» Exercise
Identify the lines in the data below that contain "USDT" and give only how many there are.

» Records for processing
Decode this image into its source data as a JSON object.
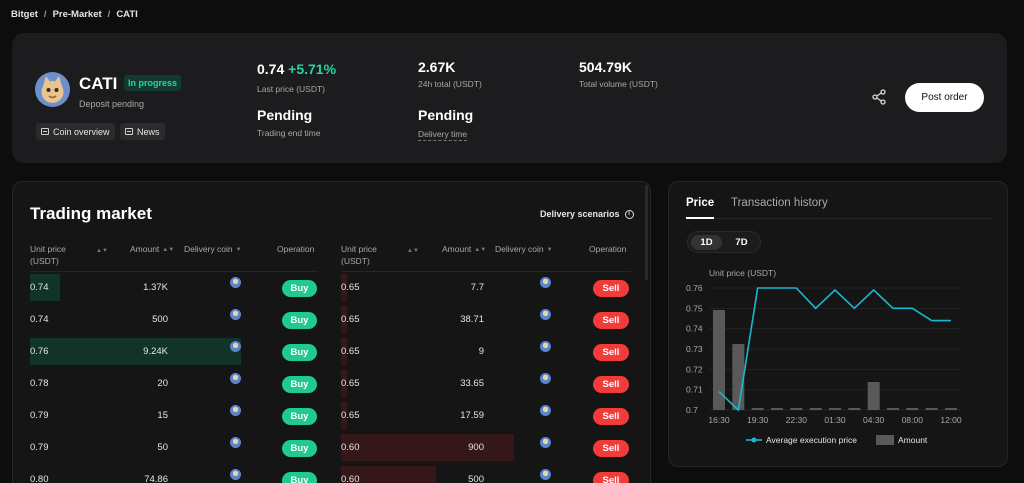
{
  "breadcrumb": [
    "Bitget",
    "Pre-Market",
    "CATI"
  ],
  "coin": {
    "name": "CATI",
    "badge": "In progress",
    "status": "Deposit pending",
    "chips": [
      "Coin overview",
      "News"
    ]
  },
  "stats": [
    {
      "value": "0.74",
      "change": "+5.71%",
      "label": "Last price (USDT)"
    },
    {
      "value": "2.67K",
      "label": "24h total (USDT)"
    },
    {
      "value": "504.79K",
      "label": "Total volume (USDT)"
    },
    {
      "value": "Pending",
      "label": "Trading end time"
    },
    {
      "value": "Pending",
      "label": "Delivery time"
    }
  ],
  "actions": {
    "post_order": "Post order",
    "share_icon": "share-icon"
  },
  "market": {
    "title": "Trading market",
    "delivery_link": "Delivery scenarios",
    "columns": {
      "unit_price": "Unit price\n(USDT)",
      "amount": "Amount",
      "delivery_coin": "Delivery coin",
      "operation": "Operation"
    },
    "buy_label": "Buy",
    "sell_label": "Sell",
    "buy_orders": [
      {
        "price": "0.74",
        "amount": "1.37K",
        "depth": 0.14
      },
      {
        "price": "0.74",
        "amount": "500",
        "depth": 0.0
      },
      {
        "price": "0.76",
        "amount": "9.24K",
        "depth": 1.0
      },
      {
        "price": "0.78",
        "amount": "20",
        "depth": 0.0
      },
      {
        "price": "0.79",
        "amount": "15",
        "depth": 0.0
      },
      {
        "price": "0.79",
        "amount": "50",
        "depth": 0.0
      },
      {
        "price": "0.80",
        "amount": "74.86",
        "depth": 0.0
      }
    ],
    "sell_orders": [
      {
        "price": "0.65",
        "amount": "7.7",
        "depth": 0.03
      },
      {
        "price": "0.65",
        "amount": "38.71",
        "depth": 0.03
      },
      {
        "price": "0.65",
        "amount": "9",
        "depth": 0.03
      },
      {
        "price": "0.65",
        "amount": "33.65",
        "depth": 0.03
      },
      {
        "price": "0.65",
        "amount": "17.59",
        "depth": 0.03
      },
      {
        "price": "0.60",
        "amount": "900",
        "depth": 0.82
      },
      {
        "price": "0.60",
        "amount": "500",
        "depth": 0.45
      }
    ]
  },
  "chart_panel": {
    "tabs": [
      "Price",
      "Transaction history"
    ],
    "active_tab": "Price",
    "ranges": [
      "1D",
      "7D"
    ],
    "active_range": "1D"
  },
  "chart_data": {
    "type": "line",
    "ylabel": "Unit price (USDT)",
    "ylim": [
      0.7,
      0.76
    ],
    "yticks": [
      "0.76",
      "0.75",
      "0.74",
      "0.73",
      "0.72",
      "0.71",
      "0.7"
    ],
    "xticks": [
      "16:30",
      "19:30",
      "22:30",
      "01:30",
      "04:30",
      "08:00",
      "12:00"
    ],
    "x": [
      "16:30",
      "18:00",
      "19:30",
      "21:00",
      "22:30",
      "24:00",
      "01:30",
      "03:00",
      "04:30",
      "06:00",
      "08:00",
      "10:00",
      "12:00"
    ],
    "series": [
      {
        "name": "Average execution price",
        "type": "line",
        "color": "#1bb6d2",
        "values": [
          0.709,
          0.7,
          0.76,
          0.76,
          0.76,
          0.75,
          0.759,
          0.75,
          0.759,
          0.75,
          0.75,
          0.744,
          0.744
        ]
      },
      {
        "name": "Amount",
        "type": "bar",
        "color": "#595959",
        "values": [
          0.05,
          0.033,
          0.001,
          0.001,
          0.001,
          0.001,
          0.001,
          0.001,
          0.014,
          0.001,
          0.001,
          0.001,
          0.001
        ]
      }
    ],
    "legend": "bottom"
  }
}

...

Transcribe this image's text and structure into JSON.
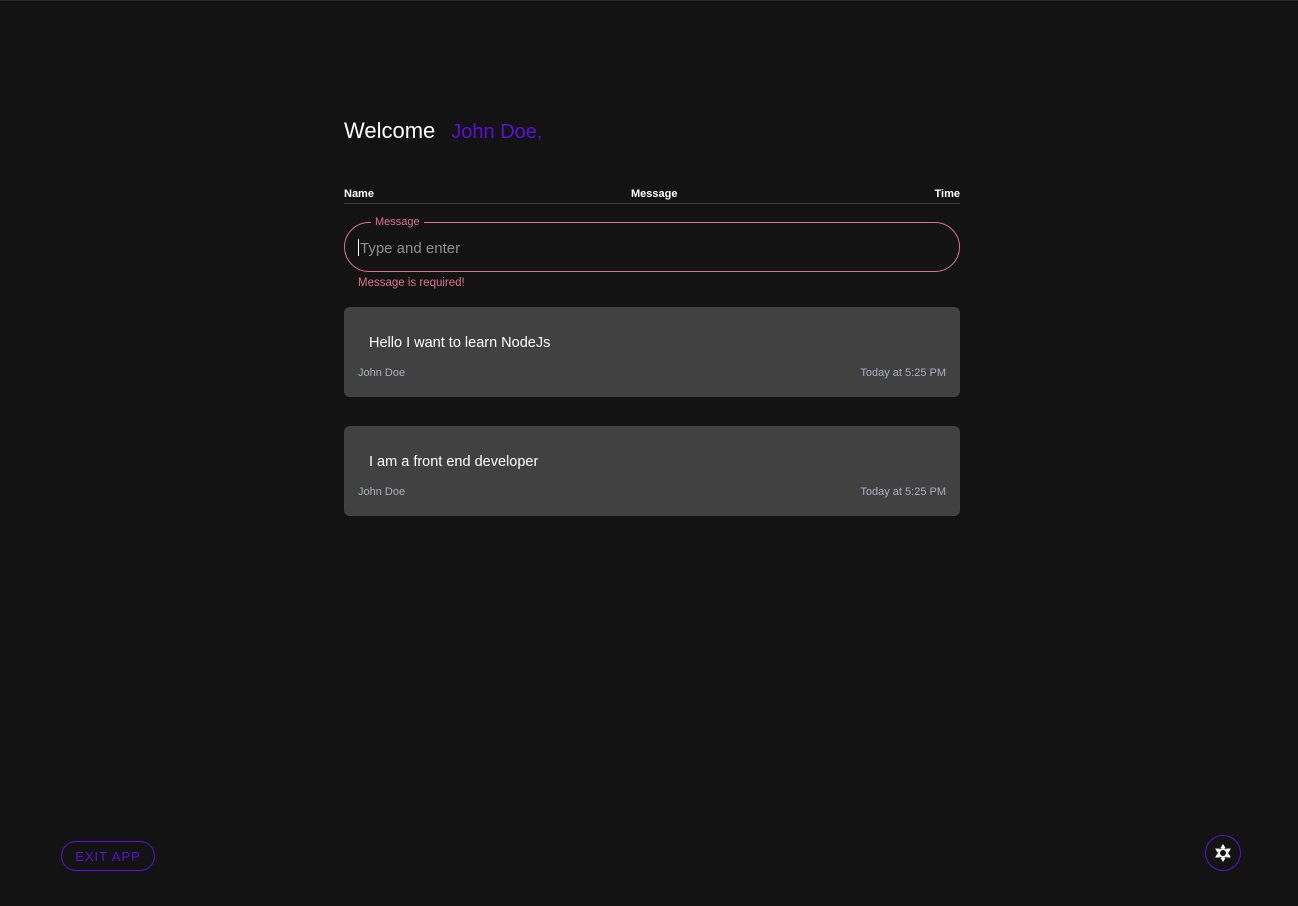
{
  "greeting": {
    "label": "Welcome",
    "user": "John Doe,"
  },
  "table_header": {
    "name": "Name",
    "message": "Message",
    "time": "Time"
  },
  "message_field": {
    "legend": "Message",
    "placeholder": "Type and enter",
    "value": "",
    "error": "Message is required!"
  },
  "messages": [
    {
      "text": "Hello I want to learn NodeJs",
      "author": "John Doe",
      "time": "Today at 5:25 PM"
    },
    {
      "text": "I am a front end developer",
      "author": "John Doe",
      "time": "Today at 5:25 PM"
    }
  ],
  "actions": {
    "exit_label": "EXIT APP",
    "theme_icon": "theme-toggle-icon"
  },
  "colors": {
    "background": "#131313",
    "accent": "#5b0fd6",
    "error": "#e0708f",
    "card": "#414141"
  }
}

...

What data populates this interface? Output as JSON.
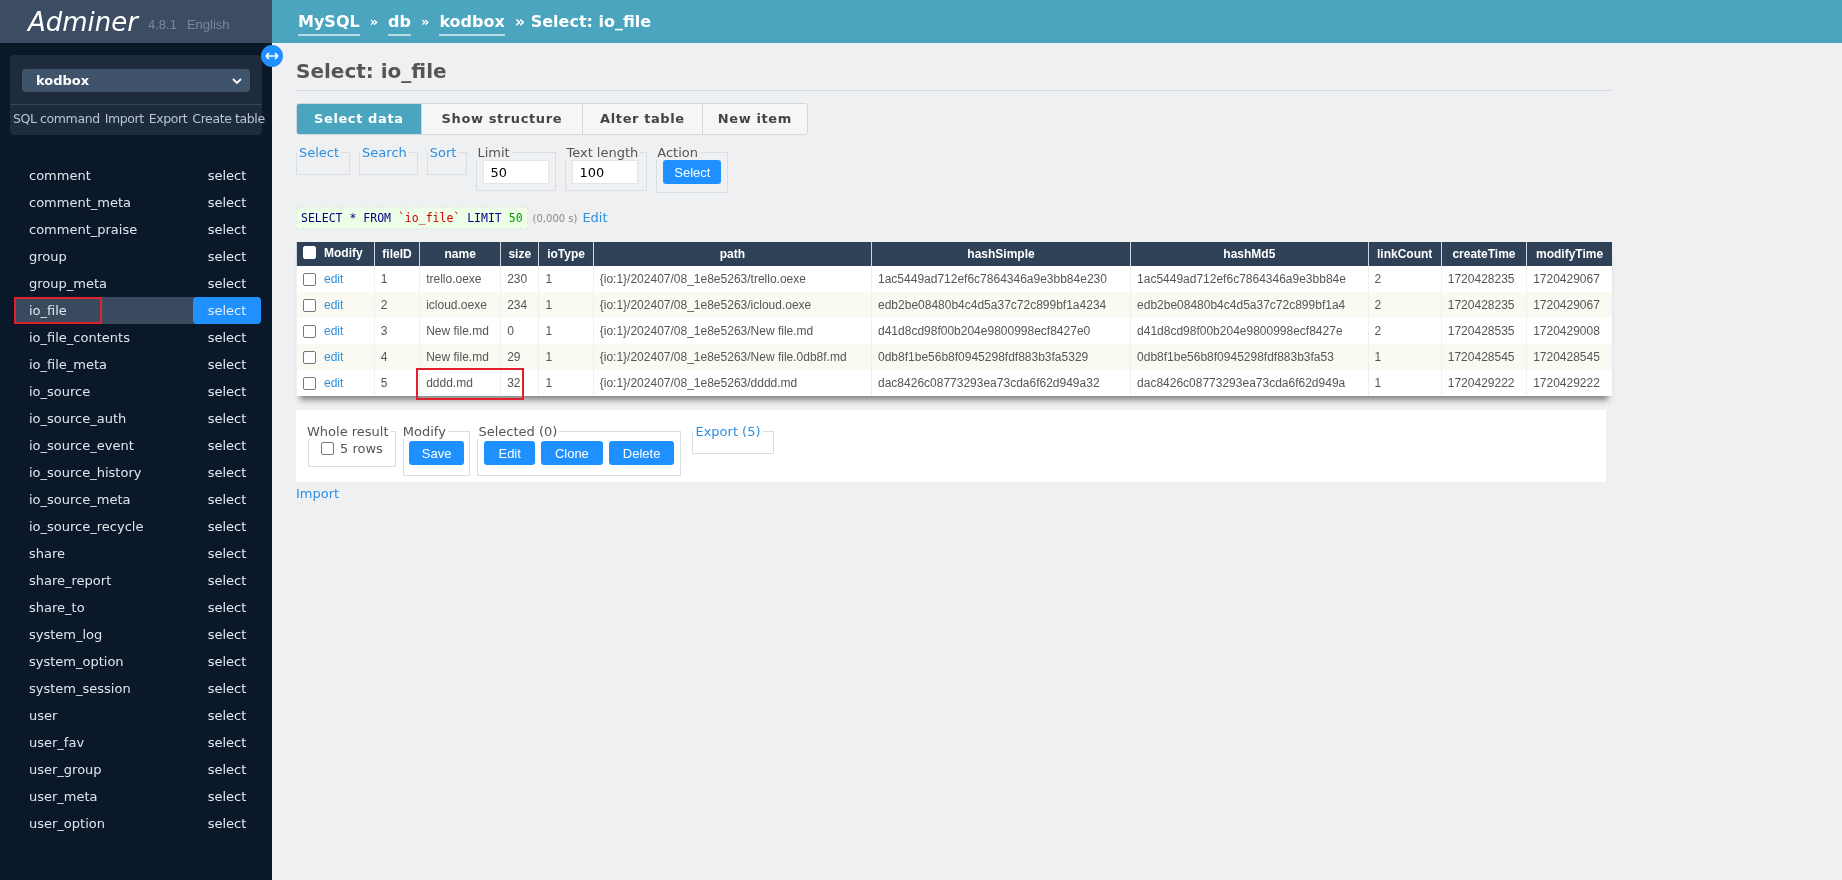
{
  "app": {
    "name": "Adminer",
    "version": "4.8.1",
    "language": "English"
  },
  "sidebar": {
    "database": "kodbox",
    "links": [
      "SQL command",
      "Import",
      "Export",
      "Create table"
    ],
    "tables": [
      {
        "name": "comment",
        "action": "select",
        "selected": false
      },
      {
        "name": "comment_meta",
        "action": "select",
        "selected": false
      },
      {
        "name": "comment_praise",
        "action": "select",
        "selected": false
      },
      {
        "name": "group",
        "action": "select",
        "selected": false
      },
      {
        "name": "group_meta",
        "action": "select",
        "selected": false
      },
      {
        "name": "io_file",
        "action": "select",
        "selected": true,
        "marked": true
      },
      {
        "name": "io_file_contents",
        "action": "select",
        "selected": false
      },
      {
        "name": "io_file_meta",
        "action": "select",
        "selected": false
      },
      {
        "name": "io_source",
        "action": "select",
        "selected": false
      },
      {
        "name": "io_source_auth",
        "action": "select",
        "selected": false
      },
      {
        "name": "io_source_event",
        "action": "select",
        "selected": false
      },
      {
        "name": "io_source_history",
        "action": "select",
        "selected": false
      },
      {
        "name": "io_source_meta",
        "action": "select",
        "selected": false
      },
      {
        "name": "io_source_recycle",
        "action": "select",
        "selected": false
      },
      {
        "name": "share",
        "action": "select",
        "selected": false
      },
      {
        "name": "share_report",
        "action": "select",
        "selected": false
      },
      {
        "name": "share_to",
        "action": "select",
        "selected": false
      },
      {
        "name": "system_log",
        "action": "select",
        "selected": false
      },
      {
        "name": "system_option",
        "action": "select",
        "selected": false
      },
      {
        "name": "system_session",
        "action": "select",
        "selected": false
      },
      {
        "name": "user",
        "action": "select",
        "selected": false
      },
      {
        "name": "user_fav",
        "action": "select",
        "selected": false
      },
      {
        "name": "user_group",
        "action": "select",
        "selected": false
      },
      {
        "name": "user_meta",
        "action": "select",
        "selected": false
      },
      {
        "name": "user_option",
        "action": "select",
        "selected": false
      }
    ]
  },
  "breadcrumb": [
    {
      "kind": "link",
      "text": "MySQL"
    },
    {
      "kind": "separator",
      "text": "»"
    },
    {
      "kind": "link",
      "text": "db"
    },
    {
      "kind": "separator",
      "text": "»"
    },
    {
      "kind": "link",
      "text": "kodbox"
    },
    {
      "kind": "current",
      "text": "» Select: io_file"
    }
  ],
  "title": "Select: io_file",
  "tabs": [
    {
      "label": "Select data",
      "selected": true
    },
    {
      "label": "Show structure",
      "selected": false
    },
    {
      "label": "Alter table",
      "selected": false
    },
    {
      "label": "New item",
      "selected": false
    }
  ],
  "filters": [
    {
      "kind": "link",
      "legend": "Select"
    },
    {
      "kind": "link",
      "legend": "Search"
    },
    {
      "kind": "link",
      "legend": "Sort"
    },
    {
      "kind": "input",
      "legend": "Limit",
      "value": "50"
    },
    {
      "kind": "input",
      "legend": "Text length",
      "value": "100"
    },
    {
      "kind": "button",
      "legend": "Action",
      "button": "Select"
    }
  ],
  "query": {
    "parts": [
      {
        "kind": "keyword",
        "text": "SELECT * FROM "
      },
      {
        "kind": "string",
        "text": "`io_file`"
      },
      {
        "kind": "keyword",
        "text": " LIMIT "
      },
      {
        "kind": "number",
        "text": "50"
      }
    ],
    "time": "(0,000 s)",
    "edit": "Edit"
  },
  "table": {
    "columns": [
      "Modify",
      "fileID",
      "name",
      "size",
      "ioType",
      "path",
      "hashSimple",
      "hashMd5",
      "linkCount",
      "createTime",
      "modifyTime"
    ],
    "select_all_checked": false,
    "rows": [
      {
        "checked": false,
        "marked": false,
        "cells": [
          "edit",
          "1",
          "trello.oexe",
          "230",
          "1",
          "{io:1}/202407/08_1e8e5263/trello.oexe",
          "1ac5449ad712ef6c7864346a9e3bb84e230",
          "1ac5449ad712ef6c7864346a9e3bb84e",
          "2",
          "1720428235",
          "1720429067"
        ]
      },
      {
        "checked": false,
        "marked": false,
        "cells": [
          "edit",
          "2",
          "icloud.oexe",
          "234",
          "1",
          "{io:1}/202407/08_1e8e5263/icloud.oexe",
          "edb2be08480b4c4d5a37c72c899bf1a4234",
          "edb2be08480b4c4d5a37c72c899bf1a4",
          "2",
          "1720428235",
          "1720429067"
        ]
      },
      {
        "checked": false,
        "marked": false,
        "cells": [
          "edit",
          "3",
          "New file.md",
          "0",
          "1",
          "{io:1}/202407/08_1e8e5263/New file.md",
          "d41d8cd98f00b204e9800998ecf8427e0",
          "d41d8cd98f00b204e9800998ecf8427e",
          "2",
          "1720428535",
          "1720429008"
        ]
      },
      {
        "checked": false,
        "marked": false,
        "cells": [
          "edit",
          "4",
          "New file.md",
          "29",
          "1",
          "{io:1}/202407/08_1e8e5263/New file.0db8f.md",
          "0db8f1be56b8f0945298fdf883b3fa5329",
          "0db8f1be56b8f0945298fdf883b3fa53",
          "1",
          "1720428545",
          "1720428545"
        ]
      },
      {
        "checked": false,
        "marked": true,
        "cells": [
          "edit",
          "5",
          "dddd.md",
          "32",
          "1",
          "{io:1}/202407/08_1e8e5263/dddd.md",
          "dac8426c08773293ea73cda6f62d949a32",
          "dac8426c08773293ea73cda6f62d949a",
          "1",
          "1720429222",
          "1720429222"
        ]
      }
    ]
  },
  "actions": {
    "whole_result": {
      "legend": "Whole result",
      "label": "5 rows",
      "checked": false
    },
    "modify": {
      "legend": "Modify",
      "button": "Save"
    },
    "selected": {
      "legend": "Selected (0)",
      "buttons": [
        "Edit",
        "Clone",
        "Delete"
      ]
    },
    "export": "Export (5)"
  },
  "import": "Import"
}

» Answer
5